Guilt and anxiety can completely destroy our well-being. Recently I've talked with two mothers who have been inundated with guilt and anxiety.
The first mother became aware that her daughter had been sexually molested by a relative 20 years ago. She is emotionally devastated as she imagines what her daughter has gone through. This mother blames herself. She believes that she should have been aware of what had occurred to her daughter. She jumps to the conclusion that because this bad thing happened to her daughter that she was a "bad mother".
The second mother has a history of depression and anxiety. She too feels like she has been a "bad mother", when she sees signs of anxiety and depression in her child. She is emotionally devastated when she hears her son think thoughts that she has thought and experience his anxieties and fears. She feels that if she were a better mother, her child would never have symptoms similar to hers.

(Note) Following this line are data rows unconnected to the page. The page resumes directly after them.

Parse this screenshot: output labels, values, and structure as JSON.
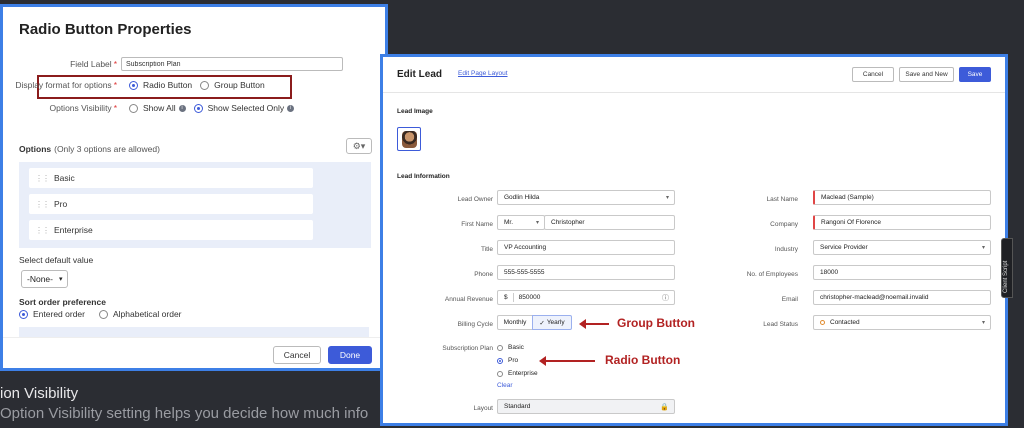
{
  "background": {
    "heading": "ion Visibility",
    "line": "Option Visibility setting helps you decide how much info"
  },
  "radio_props": {
    "title": "Radio Button Properties",
    "field_label_label": "Field Label",
    "field_label_value": "Subscription Plan",
    "display_format_label": "Display format for options",
    "opt_radio": "Radio Button",
    "opt_group": "Group Button",
    "visibility_label": "Options Visibility",
    "show_all": "Show All",
    "show_selected": "Show Selected Only",
    "options_title": "Options",
    "options_sub": "(Only 3 options are allowed)",
    "options": [
      "Basic",
      "Pro",
      "Enterprise"
    ],
    "default_label": "Select default value",
    "default_value": "-None-",
    "sort_label": "Sort order preference",
    "sort_entered": "Entered order",
    "sort_alpha": "Alphabetical order",
    "cancel": "Cancel",
    "done": "Done"
  },
  "edit_lead": {
    "title": "Edit Lead",
    "edit_layout": "Edit Page Layout",
    "cancel": "Cancel",
    "save_new": "Save and New",
    "save": "Save",
    "lead_image": "Lead Image",
    "lead_info": "Lead Information",
    "left_fields": {
      "owner_label": "Lead Owner",
      "owner": "Godlin Hilda",
      "first_label": "First Name",
      "salutation": "Mr.",
      "first": "Christopher",
      "title_label": "Title",
      "title": "VP Accounting",
      "phone_label": "Phone",
      "phone": "555-555-5555",
      "revenue_label": "Annual Revenue",
      "currency": "$",
      "revenue": "850000",
      "billing_label": "Billing Cycle",
      "monthly": "Monthly",
      "yearly": "Yearly",
      "plan_label": "Subscription Plan",
      "plan_basic": "Basic",
      "plan_pro": "Pro",
      "plan_enterprise": "Enterprise",
      "clear": "Clear",
      "layout_label": "Layout",
      "layout": "Standard"
    },
    "right_fields": {
      "last_label": "Last Name",
      "last": "Maclead (Sample)",
      "company_label": "Company",
      "company": "Rangoni Of Florence",
      "industry_label": "Industry",
      "industry": "Service Provider",
      "employees_label": "No. of Employees",
      "employees": "18000",
      "email_label": "Email",
      "email": "christopher-maclead@noemail.invalid",
      "status_label": "Lead Status",
      "status": "Contacted"
    },
    "annotation_group": "Group Button",
    "annotation_radio": "Radio Button"
  },
  "client_script": "Client Script"
}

Both mothers have expectations for themselves that are unrealistic and irrational, even though they seem logical. One mother has the expectation that nothing really bad will happen to her children, if she has been a good mother. The other mother has the unrealistic expectation that her children will not have some of her weaknesses, if she had been a good mother.
It is so important for mothers as well as all of us to remember the neurolinguistic tenet" "people do the best they can under their circumstances". These mothers have made the best choices available to them in raising their children. We always try to make the best choices available to us as parents, even if some of our choices do not turn out well. We must expect and accept that some of our choices will not always turn out well, even when we are trying to be the best parent possible.
Because bad things happen to children or because our children have difficulties in life, i t does not mean that we have been "bad parents". In spite of bad things happening to our children and in spite of our children's difficulties in coping with life, we have the right to think of ourselves as "good parents".
It is important and necessary for us to think of ourselves as "good parents" in order to be empathetic with our children, maintain boundaries of responsibility with our children and communicate our confidence in our children's abilities to manage their lives.
It is important to be able to learn to say and believe as parents as individuals coping with life's challenges, "I am good enough and that is good enough"!
If we want to change our identity as parents and our emotional experiences as parents, we must repetitively think of ourselves as "I am good enough and that is good enough"!